I was trying to understand how to use XYZ analysis when I came upon this article. The author says that using coefficient of variation of an item (which is a ratio of standard deviation and average demand of the item) is flawed as it is a scaled version of standard deviation.
Textbooks have supported the use of coefficient of variation. This is so flawed that every time I read it… well, let me explain the issues. The coefficient of variation is a scaled version of the standard deviation of the historical sales. This tells us nothing about the easiness to forecast sales or not.
^ extract from the article
I wanted to know -
- What is meant by the statement in bold from the passage?
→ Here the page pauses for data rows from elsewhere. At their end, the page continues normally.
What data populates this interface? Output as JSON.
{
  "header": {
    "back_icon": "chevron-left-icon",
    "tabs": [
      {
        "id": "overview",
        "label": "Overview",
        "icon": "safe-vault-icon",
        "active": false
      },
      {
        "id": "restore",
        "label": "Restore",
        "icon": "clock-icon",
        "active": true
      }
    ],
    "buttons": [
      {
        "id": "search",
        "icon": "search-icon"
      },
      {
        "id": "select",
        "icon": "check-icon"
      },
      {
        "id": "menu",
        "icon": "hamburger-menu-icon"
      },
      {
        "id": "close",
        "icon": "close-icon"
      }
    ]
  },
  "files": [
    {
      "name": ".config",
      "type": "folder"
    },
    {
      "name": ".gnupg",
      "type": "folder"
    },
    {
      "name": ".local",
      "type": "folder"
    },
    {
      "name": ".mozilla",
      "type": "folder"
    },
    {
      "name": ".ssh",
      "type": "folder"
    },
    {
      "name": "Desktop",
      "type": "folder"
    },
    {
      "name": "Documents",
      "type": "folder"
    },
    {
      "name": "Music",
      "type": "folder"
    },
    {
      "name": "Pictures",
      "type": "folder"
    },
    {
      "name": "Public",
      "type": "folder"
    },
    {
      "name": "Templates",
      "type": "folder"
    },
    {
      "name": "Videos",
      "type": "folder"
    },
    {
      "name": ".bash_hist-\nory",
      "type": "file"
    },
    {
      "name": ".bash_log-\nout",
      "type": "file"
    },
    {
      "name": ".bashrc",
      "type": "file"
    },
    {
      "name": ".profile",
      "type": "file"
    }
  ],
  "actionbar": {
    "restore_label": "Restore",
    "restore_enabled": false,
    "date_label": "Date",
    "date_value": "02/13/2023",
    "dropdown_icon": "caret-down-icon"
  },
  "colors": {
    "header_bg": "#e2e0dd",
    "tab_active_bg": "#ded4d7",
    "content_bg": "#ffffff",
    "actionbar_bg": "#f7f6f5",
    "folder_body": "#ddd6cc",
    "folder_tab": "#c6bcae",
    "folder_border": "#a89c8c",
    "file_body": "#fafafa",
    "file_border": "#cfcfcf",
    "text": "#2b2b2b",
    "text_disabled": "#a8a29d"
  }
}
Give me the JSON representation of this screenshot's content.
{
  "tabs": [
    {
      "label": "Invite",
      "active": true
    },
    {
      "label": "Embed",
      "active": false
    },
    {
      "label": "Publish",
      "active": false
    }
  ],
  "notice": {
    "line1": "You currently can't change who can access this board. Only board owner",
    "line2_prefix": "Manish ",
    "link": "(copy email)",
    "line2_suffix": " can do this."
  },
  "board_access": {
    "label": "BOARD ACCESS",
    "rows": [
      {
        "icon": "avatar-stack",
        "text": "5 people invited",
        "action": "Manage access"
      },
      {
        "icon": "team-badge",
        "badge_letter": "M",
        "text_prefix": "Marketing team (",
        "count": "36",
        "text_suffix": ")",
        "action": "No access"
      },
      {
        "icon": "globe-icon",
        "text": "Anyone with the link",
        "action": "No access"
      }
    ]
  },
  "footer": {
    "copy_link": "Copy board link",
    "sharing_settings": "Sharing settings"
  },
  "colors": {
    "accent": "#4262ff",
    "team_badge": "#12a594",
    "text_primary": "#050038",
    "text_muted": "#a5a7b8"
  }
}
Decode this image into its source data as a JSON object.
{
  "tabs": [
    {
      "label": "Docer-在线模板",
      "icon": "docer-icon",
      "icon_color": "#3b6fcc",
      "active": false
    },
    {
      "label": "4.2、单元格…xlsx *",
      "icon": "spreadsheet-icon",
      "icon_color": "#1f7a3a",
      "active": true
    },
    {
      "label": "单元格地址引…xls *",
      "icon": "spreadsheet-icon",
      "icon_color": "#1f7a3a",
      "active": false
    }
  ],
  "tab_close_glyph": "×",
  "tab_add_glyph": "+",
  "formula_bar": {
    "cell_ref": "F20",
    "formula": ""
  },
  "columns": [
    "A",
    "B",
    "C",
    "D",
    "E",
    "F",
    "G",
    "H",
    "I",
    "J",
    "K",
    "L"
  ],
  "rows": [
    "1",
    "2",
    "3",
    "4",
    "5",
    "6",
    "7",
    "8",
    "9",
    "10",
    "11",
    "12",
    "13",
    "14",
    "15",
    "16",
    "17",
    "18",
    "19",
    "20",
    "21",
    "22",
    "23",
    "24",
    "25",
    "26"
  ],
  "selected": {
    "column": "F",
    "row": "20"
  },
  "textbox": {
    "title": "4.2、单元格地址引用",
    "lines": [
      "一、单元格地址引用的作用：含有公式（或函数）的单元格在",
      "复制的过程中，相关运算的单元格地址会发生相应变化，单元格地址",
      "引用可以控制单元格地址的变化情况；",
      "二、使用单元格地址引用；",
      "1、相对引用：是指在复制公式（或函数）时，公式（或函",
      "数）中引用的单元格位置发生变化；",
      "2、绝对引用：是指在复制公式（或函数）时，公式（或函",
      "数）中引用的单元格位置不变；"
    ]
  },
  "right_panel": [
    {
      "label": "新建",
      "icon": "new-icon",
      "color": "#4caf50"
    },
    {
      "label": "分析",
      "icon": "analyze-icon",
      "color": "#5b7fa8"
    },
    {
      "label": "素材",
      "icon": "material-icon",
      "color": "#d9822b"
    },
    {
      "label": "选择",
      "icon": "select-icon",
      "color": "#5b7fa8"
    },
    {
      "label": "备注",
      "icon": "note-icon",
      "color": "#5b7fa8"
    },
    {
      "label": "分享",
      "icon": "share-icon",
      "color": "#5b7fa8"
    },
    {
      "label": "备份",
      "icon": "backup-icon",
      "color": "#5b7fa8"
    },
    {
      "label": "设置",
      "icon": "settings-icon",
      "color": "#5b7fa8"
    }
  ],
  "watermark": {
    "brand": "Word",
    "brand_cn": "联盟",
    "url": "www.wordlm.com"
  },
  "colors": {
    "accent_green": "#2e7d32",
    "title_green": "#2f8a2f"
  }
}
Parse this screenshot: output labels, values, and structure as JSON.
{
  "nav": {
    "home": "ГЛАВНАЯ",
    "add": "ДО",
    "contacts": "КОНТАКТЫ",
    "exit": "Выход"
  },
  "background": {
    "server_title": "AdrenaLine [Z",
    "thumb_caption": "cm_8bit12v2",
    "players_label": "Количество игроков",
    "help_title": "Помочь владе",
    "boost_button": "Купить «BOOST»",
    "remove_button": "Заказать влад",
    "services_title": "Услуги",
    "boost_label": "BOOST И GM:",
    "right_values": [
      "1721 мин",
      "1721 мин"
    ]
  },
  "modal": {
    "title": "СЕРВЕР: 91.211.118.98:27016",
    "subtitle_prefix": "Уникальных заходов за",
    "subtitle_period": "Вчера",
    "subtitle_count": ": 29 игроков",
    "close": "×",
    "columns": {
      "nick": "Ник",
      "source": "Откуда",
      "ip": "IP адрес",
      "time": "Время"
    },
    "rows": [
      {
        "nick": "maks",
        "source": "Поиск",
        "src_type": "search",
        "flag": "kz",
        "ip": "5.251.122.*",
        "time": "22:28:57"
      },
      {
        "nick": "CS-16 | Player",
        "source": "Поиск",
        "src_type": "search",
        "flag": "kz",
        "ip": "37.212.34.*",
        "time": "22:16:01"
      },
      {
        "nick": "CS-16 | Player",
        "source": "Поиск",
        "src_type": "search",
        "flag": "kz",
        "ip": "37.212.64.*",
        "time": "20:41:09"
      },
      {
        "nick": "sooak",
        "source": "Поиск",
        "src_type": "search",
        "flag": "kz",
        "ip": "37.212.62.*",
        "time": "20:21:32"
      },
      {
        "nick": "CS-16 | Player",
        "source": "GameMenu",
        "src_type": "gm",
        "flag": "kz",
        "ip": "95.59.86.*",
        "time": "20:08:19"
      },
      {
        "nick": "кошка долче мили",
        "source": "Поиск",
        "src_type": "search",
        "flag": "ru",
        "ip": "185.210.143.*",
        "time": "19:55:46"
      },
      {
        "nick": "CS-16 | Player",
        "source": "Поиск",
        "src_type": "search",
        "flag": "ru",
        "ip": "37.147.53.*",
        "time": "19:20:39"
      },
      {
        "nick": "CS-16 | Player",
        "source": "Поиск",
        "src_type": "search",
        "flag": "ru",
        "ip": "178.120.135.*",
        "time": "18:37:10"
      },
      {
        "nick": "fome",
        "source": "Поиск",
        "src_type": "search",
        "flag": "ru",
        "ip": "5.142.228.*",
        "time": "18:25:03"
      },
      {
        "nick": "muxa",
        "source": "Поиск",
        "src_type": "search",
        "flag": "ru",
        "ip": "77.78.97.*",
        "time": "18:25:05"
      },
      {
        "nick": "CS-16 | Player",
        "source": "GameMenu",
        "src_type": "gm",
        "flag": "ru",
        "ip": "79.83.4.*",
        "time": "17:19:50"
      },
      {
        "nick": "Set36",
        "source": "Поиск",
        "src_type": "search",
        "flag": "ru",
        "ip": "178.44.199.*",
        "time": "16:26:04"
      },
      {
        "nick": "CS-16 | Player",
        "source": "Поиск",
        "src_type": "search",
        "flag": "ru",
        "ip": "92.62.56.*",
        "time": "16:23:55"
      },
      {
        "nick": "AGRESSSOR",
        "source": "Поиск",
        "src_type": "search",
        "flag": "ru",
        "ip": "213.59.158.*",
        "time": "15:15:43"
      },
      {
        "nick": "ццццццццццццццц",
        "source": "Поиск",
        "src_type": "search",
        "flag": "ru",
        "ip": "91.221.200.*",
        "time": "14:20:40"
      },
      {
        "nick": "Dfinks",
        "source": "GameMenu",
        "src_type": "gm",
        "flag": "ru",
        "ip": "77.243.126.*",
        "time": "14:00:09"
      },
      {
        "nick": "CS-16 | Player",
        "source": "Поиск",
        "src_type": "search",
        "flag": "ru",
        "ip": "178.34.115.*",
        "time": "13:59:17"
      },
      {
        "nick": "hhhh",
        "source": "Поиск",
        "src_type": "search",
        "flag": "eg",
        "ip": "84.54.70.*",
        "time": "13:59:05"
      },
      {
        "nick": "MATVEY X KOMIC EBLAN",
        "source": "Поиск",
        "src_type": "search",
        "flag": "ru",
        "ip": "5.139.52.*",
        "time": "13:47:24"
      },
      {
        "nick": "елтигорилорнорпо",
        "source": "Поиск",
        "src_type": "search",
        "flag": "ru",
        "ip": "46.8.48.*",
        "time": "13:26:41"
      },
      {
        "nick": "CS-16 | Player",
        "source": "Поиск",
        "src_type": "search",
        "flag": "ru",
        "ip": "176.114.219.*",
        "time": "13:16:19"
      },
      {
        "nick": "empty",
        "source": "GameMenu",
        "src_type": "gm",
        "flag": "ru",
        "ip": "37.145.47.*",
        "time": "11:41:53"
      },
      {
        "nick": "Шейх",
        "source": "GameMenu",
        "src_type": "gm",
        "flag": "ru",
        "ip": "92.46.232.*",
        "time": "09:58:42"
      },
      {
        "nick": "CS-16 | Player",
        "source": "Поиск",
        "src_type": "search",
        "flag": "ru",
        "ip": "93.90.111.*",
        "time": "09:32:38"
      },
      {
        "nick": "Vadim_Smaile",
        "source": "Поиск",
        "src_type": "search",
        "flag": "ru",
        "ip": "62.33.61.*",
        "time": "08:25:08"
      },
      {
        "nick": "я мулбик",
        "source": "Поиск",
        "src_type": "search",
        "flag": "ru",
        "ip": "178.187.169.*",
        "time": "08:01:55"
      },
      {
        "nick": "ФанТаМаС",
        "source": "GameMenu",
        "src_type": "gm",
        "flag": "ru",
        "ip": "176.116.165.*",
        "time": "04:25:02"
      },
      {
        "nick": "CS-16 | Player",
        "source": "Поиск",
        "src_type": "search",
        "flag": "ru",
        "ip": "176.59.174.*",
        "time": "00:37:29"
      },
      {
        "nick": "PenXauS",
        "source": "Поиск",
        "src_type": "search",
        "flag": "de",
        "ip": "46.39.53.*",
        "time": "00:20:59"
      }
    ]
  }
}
- And, if you would entertain it, under what conditions scaled measures are flawed?